◆ **WHAT NEEDS TO BE DONE**:
The answer must consist of the records, repeated exactly.

(Page and application data records)

++++

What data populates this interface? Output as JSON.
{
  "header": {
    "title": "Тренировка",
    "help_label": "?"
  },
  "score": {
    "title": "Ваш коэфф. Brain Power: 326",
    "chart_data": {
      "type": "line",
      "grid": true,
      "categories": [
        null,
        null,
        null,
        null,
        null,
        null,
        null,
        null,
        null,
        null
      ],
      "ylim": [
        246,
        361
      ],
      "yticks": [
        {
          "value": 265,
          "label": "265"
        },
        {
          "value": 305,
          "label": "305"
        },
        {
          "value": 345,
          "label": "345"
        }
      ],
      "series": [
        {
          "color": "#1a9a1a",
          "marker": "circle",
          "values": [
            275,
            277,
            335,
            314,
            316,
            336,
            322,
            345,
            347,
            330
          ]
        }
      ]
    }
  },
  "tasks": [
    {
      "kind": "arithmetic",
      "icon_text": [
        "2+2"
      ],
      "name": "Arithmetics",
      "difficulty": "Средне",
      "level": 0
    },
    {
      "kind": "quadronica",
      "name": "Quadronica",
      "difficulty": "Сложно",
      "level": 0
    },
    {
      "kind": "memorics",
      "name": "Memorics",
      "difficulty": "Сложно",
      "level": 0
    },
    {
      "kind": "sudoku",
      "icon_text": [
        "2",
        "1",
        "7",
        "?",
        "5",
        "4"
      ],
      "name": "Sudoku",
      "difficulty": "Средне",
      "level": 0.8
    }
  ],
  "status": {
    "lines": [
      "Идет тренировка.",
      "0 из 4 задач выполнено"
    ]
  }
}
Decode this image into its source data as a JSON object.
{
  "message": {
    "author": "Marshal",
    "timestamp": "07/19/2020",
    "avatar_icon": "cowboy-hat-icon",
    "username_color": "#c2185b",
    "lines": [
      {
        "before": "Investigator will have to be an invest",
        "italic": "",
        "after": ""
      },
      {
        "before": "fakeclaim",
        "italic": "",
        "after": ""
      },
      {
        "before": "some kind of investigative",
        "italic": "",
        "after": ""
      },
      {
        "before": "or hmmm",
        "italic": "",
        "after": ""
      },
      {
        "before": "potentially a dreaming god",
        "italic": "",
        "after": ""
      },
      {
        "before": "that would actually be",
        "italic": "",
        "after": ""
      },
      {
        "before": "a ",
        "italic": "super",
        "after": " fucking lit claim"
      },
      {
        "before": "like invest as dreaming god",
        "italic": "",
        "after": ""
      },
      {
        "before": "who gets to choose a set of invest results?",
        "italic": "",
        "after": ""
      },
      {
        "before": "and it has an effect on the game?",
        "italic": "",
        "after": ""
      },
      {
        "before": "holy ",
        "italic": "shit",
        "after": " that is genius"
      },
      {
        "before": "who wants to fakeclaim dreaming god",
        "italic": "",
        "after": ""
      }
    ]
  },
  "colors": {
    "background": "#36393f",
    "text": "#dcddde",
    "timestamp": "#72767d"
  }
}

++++

◆ **ANSWER BELOW**:
What data populates this interface? Output as JSON.
{
  "header": {
    "title": "Тренировка",
    "help_label": "?"
  },
  "score": {
    "title": "Ваш коэфф. Brain Power: 326",
    "chart_data": {
      "type": "line",
      "grid": true,
      "categories": [
        null,
        null,
        null,
        null,
        null,
        null,
        null,
        null,
        null,
        null
      ],
      "ylim": [
        246,
        361
      ],
      "yticks": [
        {
          "value": 265,
          "label": "265"
        },
        {
          "value": 305,
          "label": "305"
        },
        {
          "value": 345,
          "label": "345"
        }
      ],
      "series": [
        {
          "color": "#1a9a1a",
          "marker": "circle",
          "values": [
            275,
            277,
            335,
            314,
            316,
            336,
            322,
            345,
            347,
            330
          ]
        }
      ]
    }
  },
  "tasks": [
    {
      "kind": "arithmetic",
      "icon_text": [
        "2+2"
      ],
      "name": "Arithmetics",
      "difficulty": "Средне",
      "level": 0
    },
    {
      "kind": "quadronica",
      "name": "Quadronica",
      "difficulty": "Сложно",
      "level": 0
    },
    {
      "kind": "memorics",
      "name": "Memorics",
      "difficulty": "Сложно",
      "level": 0
    },
    {
      "kind": "sudoku",
      "icon_text": [
        "2",
        "1",
        "7",
        "?",
        "5",
        "4"
      ],
      "name": "Sudoku",
      "difficulty": "Средне",
      "level": 0.8
    }
  ],
  "status": {
    "lines": [
      "Идет тренировка.",
      "0 из 4 задач выполнено"
    ]
  }
}
Decode this image into its source data as a JSON object.
{
  "message": {
    "author": "Marshal",
    "timestamp": "07/19/2020",
    "avatar_icon": "cowboy-hat-icon",
    "username_color": "#c2185b",
    "lines": [
      {
        "before": "Investigator will have to be an invest",
        "italic": "",
        "after": ""
      },
      {
        "before": "fakeclaim",
        "italic": "",
        "after": ""
      },
      {
        "before": "some kind of investigative",
        "italic": "",
        "after": ""
      },
      {
        "before": "or hmmm",
        "italic": "",
        "after": ""
      },
      {
        "before": "potentially a dreaming god",
        "italic": "",
        "after": ""
      },
      {
        "before": "that would actually be",
        "italic": "",
        "after": ""
      },
      {
        "before": "a ",
        "italic": "super",
        "after": " fucking lit claim"
      },
      {
        "before": "like invest as dreaming god",
        "italic": "",
        "after": ""
      },
      {
        "before": "who gets to choose a set of invest results?",
        "italic": "",
        "after": ""
      },
      {
        "before": "and it has an effect on the game?",
        "italic": "",
        "after": ""
      },
      {
        "before": "holy ",
        "italic": "shit",
        "after": " that is genius"
      },
      {
        "before": "who wants to fakeclaim dreaming god",
        "italic": "",
        "after": ""
      }
    ]
  },
  "colors": {
    "background": "#36393f",
    "text": "#dcddde",
    "timestamp": "#72767d"
  }
}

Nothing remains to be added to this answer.